__Task details__
Please reproduce each of the following entries exactly.

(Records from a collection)

↓

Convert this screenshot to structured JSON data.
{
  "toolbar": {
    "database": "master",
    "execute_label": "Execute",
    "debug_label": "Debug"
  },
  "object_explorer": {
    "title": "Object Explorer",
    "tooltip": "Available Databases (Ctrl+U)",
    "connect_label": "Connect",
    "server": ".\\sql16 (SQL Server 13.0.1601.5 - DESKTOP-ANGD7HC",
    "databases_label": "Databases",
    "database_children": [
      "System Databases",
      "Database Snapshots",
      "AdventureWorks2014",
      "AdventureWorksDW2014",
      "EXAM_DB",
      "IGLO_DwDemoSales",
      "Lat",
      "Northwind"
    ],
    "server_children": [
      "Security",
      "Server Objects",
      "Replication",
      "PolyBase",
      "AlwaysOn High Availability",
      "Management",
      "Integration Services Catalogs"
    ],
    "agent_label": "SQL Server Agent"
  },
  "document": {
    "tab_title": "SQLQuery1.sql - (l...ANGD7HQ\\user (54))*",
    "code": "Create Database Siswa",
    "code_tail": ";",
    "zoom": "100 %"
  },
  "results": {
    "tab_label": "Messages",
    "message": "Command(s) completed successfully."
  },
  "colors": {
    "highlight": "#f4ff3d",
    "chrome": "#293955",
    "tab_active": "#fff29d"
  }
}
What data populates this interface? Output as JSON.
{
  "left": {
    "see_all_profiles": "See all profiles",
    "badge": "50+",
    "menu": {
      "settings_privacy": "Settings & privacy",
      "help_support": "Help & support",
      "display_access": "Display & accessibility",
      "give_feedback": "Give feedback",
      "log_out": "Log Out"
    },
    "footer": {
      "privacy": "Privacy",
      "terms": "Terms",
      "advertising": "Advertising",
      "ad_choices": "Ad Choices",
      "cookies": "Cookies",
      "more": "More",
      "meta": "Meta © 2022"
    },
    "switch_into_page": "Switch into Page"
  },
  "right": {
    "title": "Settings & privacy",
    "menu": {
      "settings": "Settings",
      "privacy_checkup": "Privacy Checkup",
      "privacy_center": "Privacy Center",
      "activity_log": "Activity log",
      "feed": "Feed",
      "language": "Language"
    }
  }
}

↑

__Answer section__
Convert this screenshot to structured JSON data.
{
  "toolbar": {
    "database": "master",
    "execute_label": "Execute",
    "debug_label": "Debug"
  },
  "object_explorer": {
    "title": "Object Explorer",
    "tooltip": "Available Databases (Ctrl+U)",
    "connect_label": "Connect",
    "server": ".\\sql16 (SQL Server 13.0.1601.5 - DESKTOP-ANGD7HC",
    "databases_label": "Databases",
    "database_children": [
      "System Databases",
      "Database Snapshots",
      "AdventureWorks2014",
      "AdventureWorksDW2014",
      "EXAM_DB",
      "IGLO_DwDemoSales",
      "Lat",
      "Northwind"
    ],
    "server_children": [
      "Security",
      "Server Objects",
      "Replication",
      "PolyBase",
      "AlwaysOn High Availability",
      "Management",
      "Integration Services Catalogs"
    ],
    "agent_label": "SQL Server Agent"
  },
  "document": {
    "tab_title": "SQLQuery1.sql - (l...ANGD7HQ\\user (54))*",
    "code": "Create Database Siswa",
    "code_tail": ";",
    "zoom": "100 %"
  },
  "results": {
    "tab_label": "Messages",
    "message": "Command(s) completed successfully."
  },
  "colors": {
    "highlight": "#f4ff3d",
    "chrome": "#293955",
    "tab_active": "#fff29d"
  }
}
What data populates this interface? Output as JSON.
{
  "left": {
    "see_all_profiles": "See all profiles",
    "badge": "50+",
    "menu": {
      "settings_privacy": "Settings & privacy",
      "help_support": "Help & support",
      "display_access": "Display & accessibility",
      "give_feedback": "Give feedback",
      "log_out": "Log Out"
    },
    "footer": {
      "privacy": "Privacy",
      "terms": "Terms",
      "advertising": "Advertising",
      "ad_choices": "Ad Choices",
      "cookies": "Cookies",
      "more": "More",
      "meta": "Meta © 2022"
    },
    "switch_into_page": "Switch into Page"
  },
  "right": {
    "title": "Settings & privacy",
    "menu": {
      "settings": "Settings",
      "privacy_checkup": "Privacy Checkup",
      "privacy_center": "Privacy Center",
      "activity_log": "Activity log",
      "feed": "Feed",
      "language": "Language"
    }
  }
}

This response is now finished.